- The worker is free from the control and direction of the hirer in connection with the performance of the work. (This is one of the traditional tests and it is questionable that Uber meets this requirement);
- The worker is customarily engaged in an independently established trade, occupation, or business of the same nature as the work performed for the hiring entity. (This is also one of the traditional elements and this is the one where Uber has the strongest case); and
- The worker performs work that is outside the usual course of the hiring entity’s business.
Uber is shaky on the first point, they can make a case on the second point, but they completely fail on the last point. And keep in mind, the California Court did not say ‘two out of three ain’t bad’! They said a company must pass on all three points. It’s not good enough to pass two of them and fail the third. If a company fails any one of the three tests, then they fail and their workers won’t be considered independent contractors.
And Uber is on even shakier ground on point number 2, that says in order to qualify as an independent contractor workers have to be “customarily engaged in an independently established trade, occupation, or business”. The Court also stated in their ruling that the simple fact that a company does not prohibit or prevent a worker from engaging in such an independent business with other companies is insufficient to establish that a worker has independently made the decision to go into business for themselves.

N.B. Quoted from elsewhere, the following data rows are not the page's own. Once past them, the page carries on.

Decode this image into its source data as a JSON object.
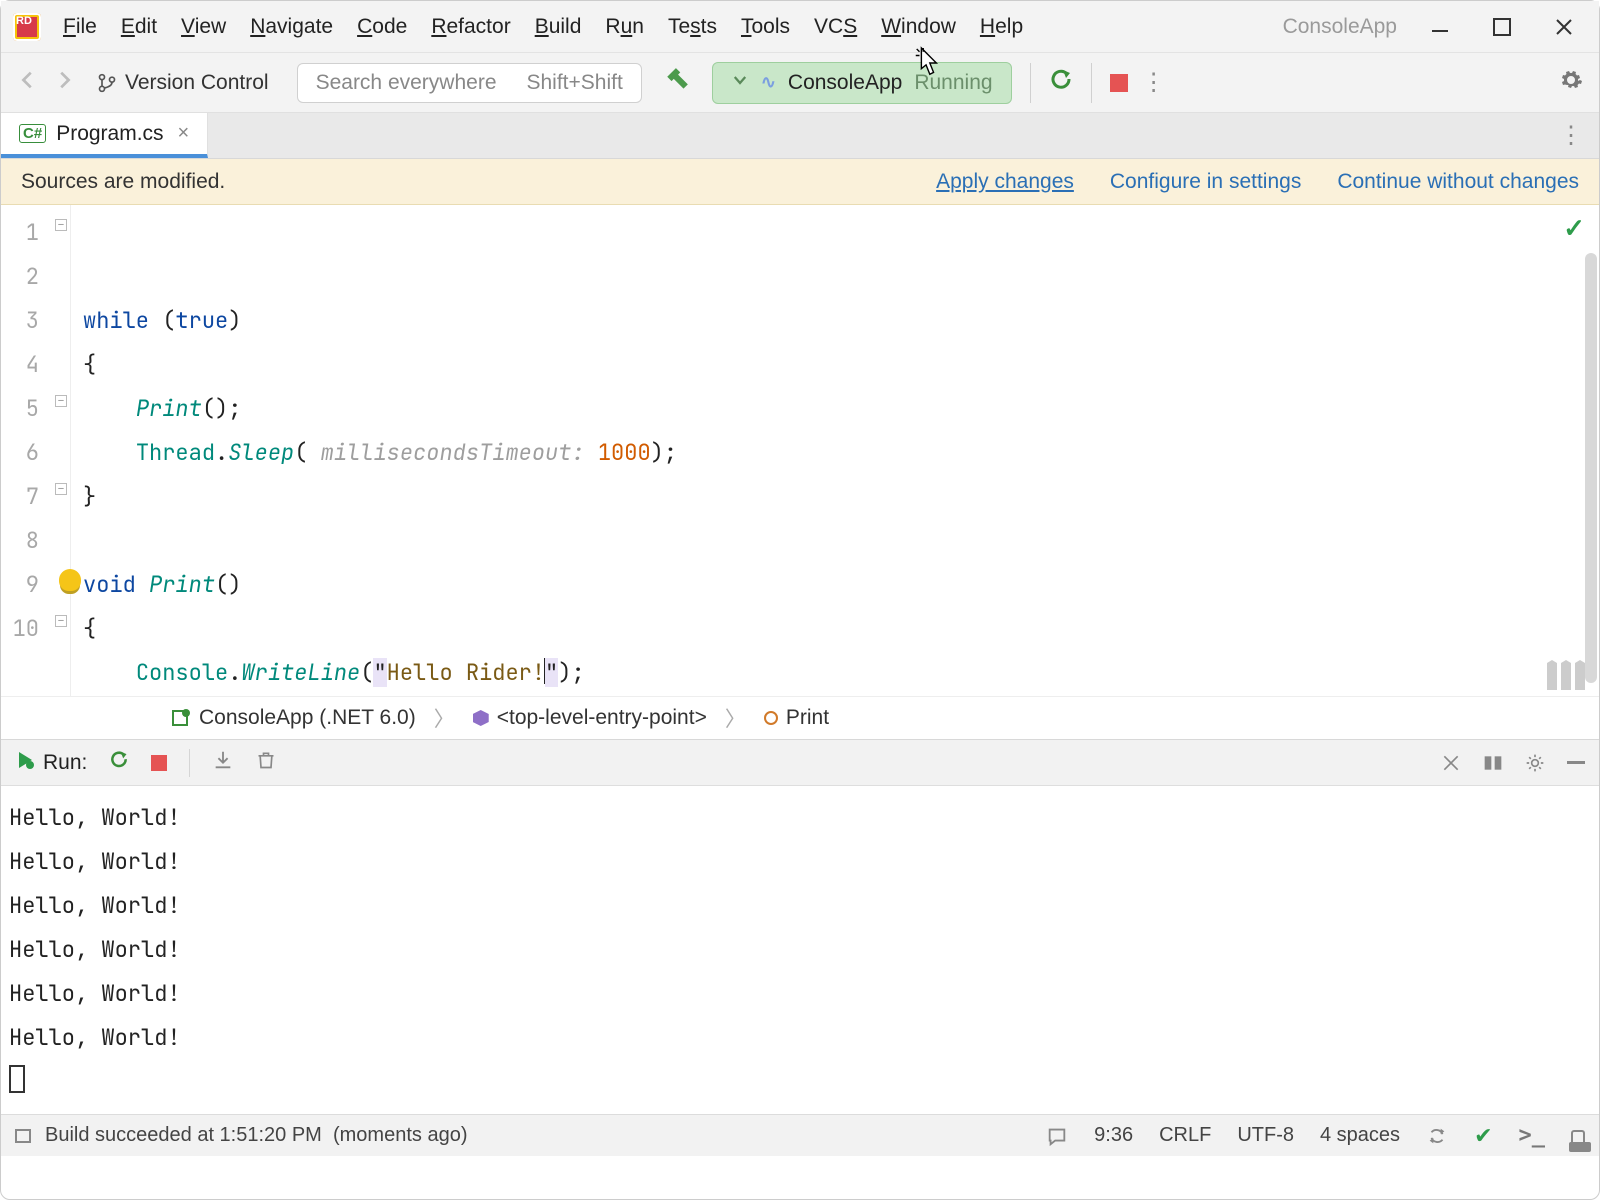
{
  "menubar": {
    "items": [
      "File",
      "Edit",
      "View",
      "Navigate",
      "Code",
      "Refactor",
      "Build",
      "Run",
      "Tests",
      "Tools",
      "VCS",
      "Window",
      "Help"
    ],
    "project": "ConsoleApp"
  },
  "toolbar": {
    "branch": "Version Control",
    "search_placeholder": "Search everywhere",
    "search_shortcut": "Shift+Shift",
    "run_config": {
      "name": "ConsoleApp",
      "status": "Running"
    }
  },
  "tabs": [
    {
      "icon": "C#",
      "name": "Program.cs"
    }
  ],
  "notification": {
    "message": "Sources are modified.",
    "actions": [
      "Apply changes",
      "Configure in settings",
      "Continue without changes"
    ]
  },
  "editor": {
    "lines": [
      {
        "n": 1
      },
      {
        "n": 2
      },
      {
        "n": 3
      },
      {
        "n": 4
      },
      {
        "n": 5
      },
      {
        "n": 6
      },
      {
        "n": 7
      },
      {
        "n": 8
      },
      {
        "n": 9
      },
      {
        "n": 10
      }
    ],
    "code": {
      "kw_while": "while",
      "kw_true": "true",
      "print_call": "Print",
      "thread": "Thread",
      "sleep": "Sleep",
      "hint": "millisecondsTimeout:",
      "num": "1000",
      "kw_void": "void",
      "print_def": "Print",
      "console": "Console",
      "writeline": "WriteLine",
      "str": "Hello Rider!"
    }
  },
  "breadcrumb": {
    "items": [
      "ConsoleApp (.NET 6.0)",
      "<top-level-entry-point>",
      "Print"
    ]
  },
  "run": {
    "title": "Run:",
    "output_line": "Hello, World!",
    "repeat": 6
  },
  "statusbar": {
    "build_msg": "Build succeeded at 1:51:20 PM",
    "build_age": "(moments ago)",
    "pos": "9:36",
    "eol": "CRLF",
    "encoding": "UTF-8",
    "indent": "4 spaces"
  }
}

In other words, the court is striking at the root of Uber’s claims by noting that most of its drivers were not drivers with other companies before Uber came along. They became drivers for the sole purpose of working with Uber. The fact that Uber doesn’t prohibit them from working with other companies is not enough to establish that they “customarily” do or did work for other companies as drivers.
The work Uber drivers perform is certainly not outside the usual course of Uber’s business. It is absolutely central to Uber’s business. It is Uber’s business. Therefore, Uber fails this test and consequently fails the California Supreme Court’s new litmus test.
Uber drivers cannot be considered independent contractors if this new California precedent is accepted by higher Federal courts where Uber will no doubt try to appeal it. The power of this opinion of the Court is that it is so flawlessly logical. It’s shear logic could persuade legislators and other courts to adopt it. It’s hard to imagine that any other court could reject it, although it could take several years of appeals before we see any visible impact.
State legislatures could also get into the act and pass California court’s ruling as law. Then it would be highly unlikely that any court would overturn it.